◆ AVAILABLE DATA
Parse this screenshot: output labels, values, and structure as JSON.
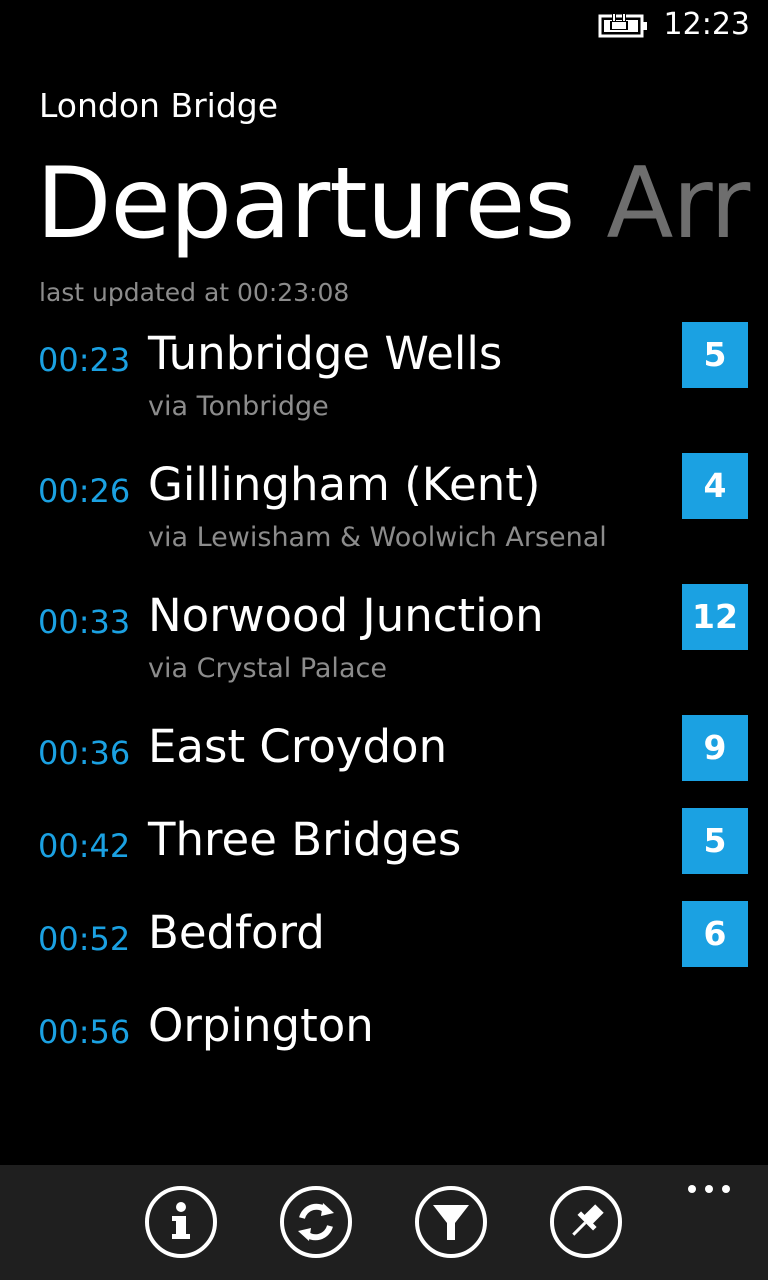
{
  "status_bar": {
    "clock": "12:23",
    "battery_icon": "battery-charging-icon"
  },
  "header": {
    "station": "London Bridge",
    "pivot_active": "Departures",
    "pivot_next": "Arr",
    "last_updated": "last updated at 00:23:08"
  },
  "departures": [
    {
      "time": "00:23",
      "destination": "Tunbridge Wells",
      "via": "via Tonbridge",
      "platform": "5"
    },
    {
      "time": "00:26",
      "destination": "Gillingham (Kent)",
      "via": "via Lewisham & Woolwich Arsenal",
      "platform": "4"
    },
    {
      "time": "00:33",
      "destination": "Norwood Junction",
      "via": "via Crystal Palace",
      "platform": "12"
    },
    {
      "time": "00:36",
      "destination": "East Croydon",
      "via": "",
      "platform": "9"
    },
    {
      "time": "00:42",
      "destination": "Three Bridges",
      "via": "",
      "platform": "5"
    },
    {
      "time": "00:52",
      "destination": "Bedford",
      "via": "",
      "platform": "6"
    },
    {
      "time": "00:56",
      "destination": "Orpington",
      "via": "",
      "platform": ""
    }
  ],
  "app_bar": {
    "buttons": [
      "info-icon",
      "refresh-icon",
      "filter-icon",
      "pin-icon"
    ],
    "more_icon": "ellipsis-icon"
  },
  "colors": {
    "accent": "#1ba1e2",
    "background": "#000000",
    "subtle_text": "#8c8c8c",
    "inactive_pivot": "#6e6e6e",
    "app_bar": "#1f1f1f"
  }
}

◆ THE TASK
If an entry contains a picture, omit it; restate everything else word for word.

◆ RESPONSE TO THE EXERCISE
Parse this screenshot: output labels, values, and structure as JSON.
{
  "status_bar": {
    "clock": "12:23",
    "battery_icon": "battery-charging-icon"
  },
  "header": {
    "station": "London Bridge",
    "pivot_active": "Departures",
    "pivot_next": "Arr",
    "last_updated": "last updated at 00:23:08"
  },
  "departures": [
    {
      "time": "00:23",
      "destination": "Tunbridge Wells",
      "via": "via Tonbridge",
      "platform": "5"
    },
    {
      "time": "00:26",
      "destination": "Gillingham (Kent)",
      "via": "via Lewisham & Woolwich Arsenal",
      "platform": "4"
    },
    {
      "time": "00:33",
      "destination": "Norwood Junction",
      "via": "via Crystal Palace",
      "platform": "12"
    },
    {
      "time": "00:36",
      "destination": "East Croydon",
      "via": "",
      "platform": "9"
    },
    {
      "time": "00:42",
      "destination": "Three Bridges",
      "via": "",
      "platform": "5"
    },
    {
      "time": "00:52",
      "destination": "Bedford",
      "via": "",
      "platform": "6"
    },
    {
      "time": "00:56",
      "destination": "Orpington",
      "via": "",
      "platform": ""
    }
  ],
  "app_bar": {
    "buttons": [
      "info-icon",
      "refresh-icon",
      "filter-icon",
      "pin-icon"
    ],
    "more_icon": "ellipsis-icon"
  },
  "colors": {
    "accent": "#1ba1e2",
    "background": "#000000",
    "subtle_text": "#8c8c8c",
    "inactive_pivot": "#6e6e6e",
    "app_bar": "#1f1f1f"
  }
}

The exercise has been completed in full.